Rossetti was an English poet, illustrator, painter and translator. For many years, he worked on English translations of Italian poetry, and later created a method of painting in watercolours using thick pigments mixed with gum to give rich effects similar to medieval illuminations. He also developed a novel drawing technique in pen-and-ink. He founded the Pre-Raphaelite Brotherhood in 1848 with William Holman Hunt and John Everett Millais, and was later to be the main inspiration for a second generation of artists and writers influenced by the movement, most notably William Morris and Edward Burne-Jones. Rossetti's art was characterised by its sensuality and its medieval revivalism.
Painted in 1871, Pandora was among Rossetti's first paintings of the dark brooding beauty of Jane Morris (née Burden), the woman described as possessing 'a face created to fire his imagination, and quicken his powers - a face of arcane and inexpressible meaning.' Although they were mutually attracted, Rossetti was already engaged to Lizzie Siddal and therefore not free to pursue a romantic relationship with Jane Burden. In 1859 Jane married Rossetti's friend William Morris, and after a long engagement Rossetti and Lizzie Siddal were married in 1860. But in February 1862 she died from an overdose of laudanum. As a widower Rossetti was now free to pursue a romantic attachment to Mrs Morris.

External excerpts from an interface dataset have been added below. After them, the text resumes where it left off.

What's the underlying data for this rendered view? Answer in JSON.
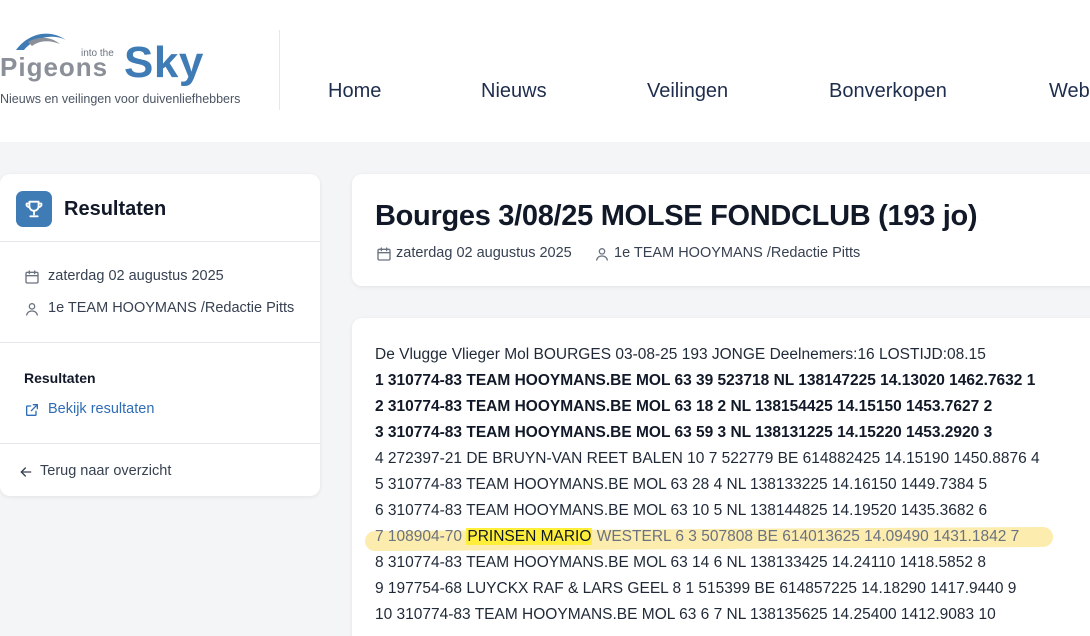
{
  "site": {
    "logo_word_1": "Pigeons",
    "logo_into": "into the",
    "logo_word_2": "Sky",
    "tagline": "Nieuws en veilingen voor duivenliefhebbers",
    "brand_color": "#3f7cb5"
  },
  "nav": {
    "items": [
      {
        "label": "Home"
      },
      {
        "label": "Nieuws"
      },
      {
        "label": "Veilingen"
      },
      {
        "label": "Bonverkopen"
      },
      {
        "label": "Web"
      }
    ]
  },
  "sidebar": {
    "title": "Resultaten",
    "icon": "trophy-icon",
    "date": "zaterdag 02 augustus 2025",
    "author": "1e TEAM HOOYMANS /Redactie Pitts",
    "results_heading": "Resultaten",
    "results_link": "Bekijk resultaten",
    "back_link": "Terug naar overzicht"
  },
  "article": {
    "title": "Bourges 3/08/25 MOLSE FONDCLUB (193 jo)",
    "date": "zaterdag 02 augustus 2025",
    "author": "1e TEAM HOOYMANS /Redactie Pitts"
  },
  "results": {
    "header_line": "De Vlugge Vlieger Mol BOURGES 03-08-25 193 JONGE Deelnemers:16 LOSTIJD:08.15",
    "lines": [
      "1 310774-83 TEAM HOOYMANS.BE MOL 63 39 523718 NL 138147225 14.13020 1462.7632 1",
      "2 310774-83 TEAM HOOYMANS.BE MOL 63 18 2 NL 138154425 14.15150 1453.7627 2",
      "3 310774-83 TEAM HOOYMANS.BE MOL 63 59 3 NL 138131225 14.15220 1453.2920 3",
      "4 272397-21 DE BRUYN-VAN REET BALEN 10 7 522779 BE 614882425 14.15190 1450.8876 4",
      "5 310774-83 TEAM HOOYMANS.BE MOL 63 28 4 NL 138133225 14.16150 1449.7384 5",
      "6 310774-83 TEAM HOOYMANS.BE MOL 63 10 5 NL 138144825 14.19520 1435.3682 6",
      "8 310774-83 TEAM HOOYMANS.BE MOL 63 14 6 NL 138133425 14.24110 1418.5852 8",
      "9 197754-68 LUYCKX RAF & LARS GEEL 8 1 515399 BE 614857225 14.18290 1417.9440 9",
      "10 310774-83 TEAM HOOYMANS.BE MOL 63 6 7 NL 138135625 14.25400 1412.9083 10"
    ],
    "highlight": {
      "prefix": "7 108904-70",
      "name": "PRINSEN MARIO",
      "suffix": "WESTERL 6 3 507808 BE 614013625 14.09490 1431.1842 7"
    },
    "highlight_color": "#fbe9a0",
    "marker_color": "#ffef3a"
  }
}
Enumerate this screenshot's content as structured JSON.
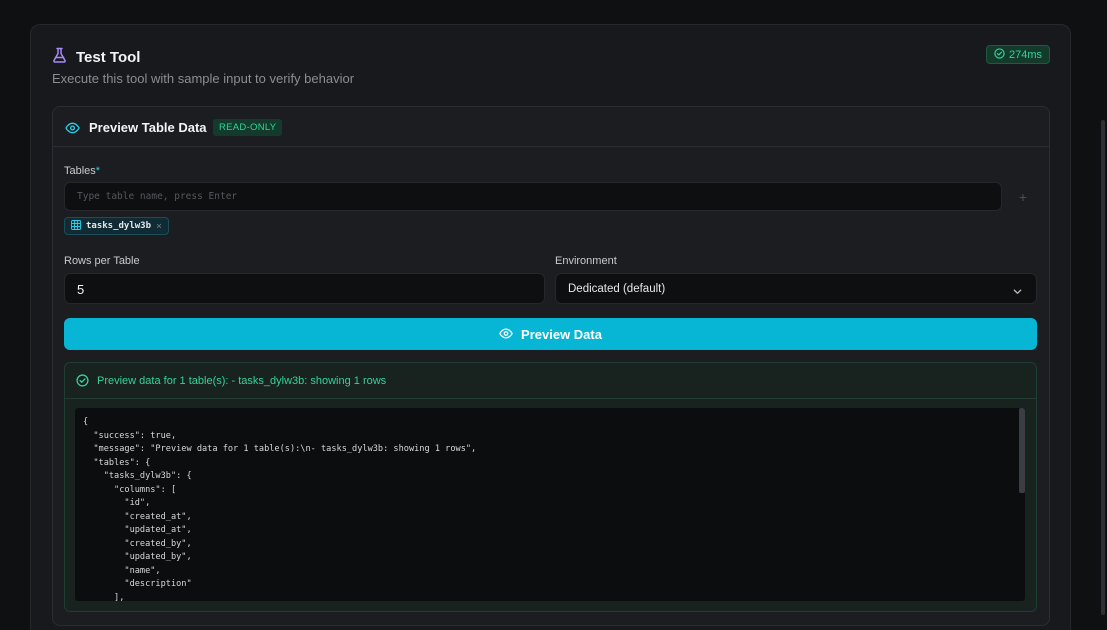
{
  "header": {
    "title": "Test Tool",
    "subtitle": "Execute this tool with sample input to verify behavior",
    "timing": "274ms"
  },
  "tool": {
    "name": "Preview Table Data",
    "badge": "READ-ONLY"
  },
  "form": {
    "tables_label": "Tables",
    "tables_required_mark": "*",
    "tables_placeholder": "Type table name, press Enter",
    "add_symbol": "+",
    "table_chips": [
      "tasks_dylw3b"
    ],
    "rows_label": "Rows per Table",
    "rows_value": "5",
    "environment_label": "Environment",
    "environment_value": "Dedicated (default)"
  },
  "actions": {
    "preview_label": "Preview Data"
  },
  "result": {
    "status_message": "Preview data for 1 table(s): - tasks_dylw3b: showing 1 rows",
    "json_text": "{\n  \"success\": true,\n  \"message\": \"Preview data for 1 table(s):\\n- tasks_dylw3b: showing 1 rows\",\n  \"tables\": {\n    \"tasks_dylw3b\": {\n      \"columns\": [\n        \"id\",\n        \"created_at\",\n        \"updated_at\",\n        \"created_by\",\n        \"updated_by\",\n        \"name\",\n        \"description\"\n      ],"
  },
  "colors": {
    "accent": "#06b6d4",
    "success": "#34d399",
    "flask_icon": "#a78bfa"
  }
}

She was undoubtedly flattered by Rossetti’s attention and agreed to be his muse following Lizzie’s death. Her remarkable beauty was to be the catalyst for a new type of woman in his art, soulful, enigmatic and other-worldly. Through his art, Rossetti courted her and worshipped her, and he painted her as medieval queens and classical goddesses. Her sultry features graced his portraits of the beautiful women of poetry, theatre, and ancient mythology. Seen in biographical terms, these stunning pictures chart the course of the painter's longing for Jane's love and affection... she appeared as the spirit of desire denied.
the above text appears on the back of the card HC-849: card size 7" x 5" (178mm x 127mm)